But, behind the semblance of normalcy lurked a deep pit in my stomach. First, there was the dark feeling created by living with my mobile phone glued to the palm of my hand in anticipation of a call that came occasionally to pick my daughter up early from school. Protest gatherings and marches were regularly planned for Bangkok's city streets, causing schools to release students early in hopes that they wouldn't get caught in the inevitable traffic jams. Second, there was the gut instinct that the regular security checks on main streets, involving mirrors placed under our car, were a sign of things to come. And, finally, there was the sadness that settled into a lump in my throat when my three year old ducked deep into his car seat as we passed groups of soldiers regularly assembled in public places. I asked him what in particular bothered him and he responded, "I don't want their big guns to hurt us."
As the world now knows, the protests ended with stories of violence told about the 'final fight' of May 19 and pictures published accompanying headlines screaming out 'Bangkok Burning.'***

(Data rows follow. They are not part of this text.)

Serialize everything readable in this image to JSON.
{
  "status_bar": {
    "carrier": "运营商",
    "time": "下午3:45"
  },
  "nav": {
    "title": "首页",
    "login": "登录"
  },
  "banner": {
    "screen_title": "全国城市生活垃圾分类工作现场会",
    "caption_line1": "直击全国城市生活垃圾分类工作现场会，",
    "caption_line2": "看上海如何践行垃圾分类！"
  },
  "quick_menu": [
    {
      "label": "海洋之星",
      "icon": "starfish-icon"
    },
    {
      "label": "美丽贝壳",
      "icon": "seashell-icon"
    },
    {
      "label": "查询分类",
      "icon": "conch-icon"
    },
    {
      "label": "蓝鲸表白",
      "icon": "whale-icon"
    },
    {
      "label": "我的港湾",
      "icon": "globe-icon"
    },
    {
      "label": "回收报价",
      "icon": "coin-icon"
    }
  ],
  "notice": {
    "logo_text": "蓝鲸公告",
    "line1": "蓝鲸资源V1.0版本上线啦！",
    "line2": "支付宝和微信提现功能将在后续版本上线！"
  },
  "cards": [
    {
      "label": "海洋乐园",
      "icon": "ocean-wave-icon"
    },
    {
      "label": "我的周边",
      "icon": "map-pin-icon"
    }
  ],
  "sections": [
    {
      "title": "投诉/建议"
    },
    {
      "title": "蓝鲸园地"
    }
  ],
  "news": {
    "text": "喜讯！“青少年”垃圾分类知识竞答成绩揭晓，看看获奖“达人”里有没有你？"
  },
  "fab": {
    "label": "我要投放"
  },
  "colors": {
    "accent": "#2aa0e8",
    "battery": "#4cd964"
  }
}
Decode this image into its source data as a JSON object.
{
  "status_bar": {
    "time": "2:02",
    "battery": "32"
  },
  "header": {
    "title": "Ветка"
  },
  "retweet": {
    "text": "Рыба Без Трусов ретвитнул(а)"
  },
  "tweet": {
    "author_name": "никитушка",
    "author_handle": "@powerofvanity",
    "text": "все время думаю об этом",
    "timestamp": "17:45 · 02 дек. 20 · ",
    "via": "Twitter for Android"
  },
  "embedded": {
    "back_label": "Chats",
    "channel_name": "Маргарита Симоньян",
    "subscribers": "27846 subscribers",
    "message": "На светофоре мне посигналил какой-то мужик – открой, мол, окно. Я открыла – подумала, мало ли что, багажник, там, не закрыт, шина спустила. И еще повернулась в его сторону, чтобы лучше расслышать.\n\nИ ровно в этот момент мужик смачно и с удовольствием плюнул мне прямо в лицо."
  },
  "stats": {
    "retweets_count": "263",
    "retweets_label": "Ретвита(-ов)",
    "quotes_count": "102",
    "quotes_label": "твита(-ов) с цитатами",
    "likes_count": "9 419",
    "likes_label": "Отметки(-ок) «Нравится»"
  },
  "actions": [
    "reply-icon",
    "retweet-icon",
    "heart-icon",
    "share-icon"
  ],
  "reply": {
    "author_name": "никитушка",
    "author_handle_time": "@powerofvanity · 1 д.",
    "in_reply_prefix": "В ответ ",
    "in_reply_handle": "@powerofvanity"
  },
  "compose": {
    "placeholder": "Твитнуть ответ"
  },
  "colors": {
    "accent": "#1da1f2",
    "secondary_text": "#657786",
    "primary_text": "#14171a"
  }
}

My heart sank at the first sign of smoke viewed from our home's balcony windows. The air was thick with the smell of tires burning and plumes of black smoke continued through the nights, alerting us each day that dawn did not 'bring a new day' after all. In the early morning prior to the 'final fight', we were eventually relocated by my husband's employer to a different area of the city. Our immediate neighborhood wasn't in danger, but my husband was returning from an out of the country business trip and fears that he wouldn't be able to reach us should we become trapped with a perimeter of conflict around us started to seem like a possibility. From our new 'home', we witnessed the city's destruction-- billows of smoke, excessive out of control fires, crowds running away in fear.
I, like many of Bangkok's residents, have lived with mixed emotions these last few weeks. Over recent discussions with friends, we all acknowledge that the unrest isn't gone, just merely on hold. We're all trying to enjoy the calmness that seems to have returned to the city... for now. We all have expressed deep sadness for the loss of favorite places burned in the turmoil. And, we've all expressed disbelief as to how this could have happened to a city we've grown to love.
This weekend, we stepped out into the heart of the city, for the first time as a family since the protests began on March 14. Hoards of shoppers had returned to the city center as well, ushering back in the opening of favorite shops, restaurants, entertainment and public gathering places. My kids were overjoyed to embrace a favorite toy store, a favorite indoor play area and a favorite restaurant--- all of which had been closed since late March.
"I'm happy Siam is back. I missed it," my three year old said at the end of our family outing, just moments before collapsing into a happy deep sleep in our candy-colored taxi.
*** An excellent recap of the March-May 2010 protests, including a timeline, can be found here.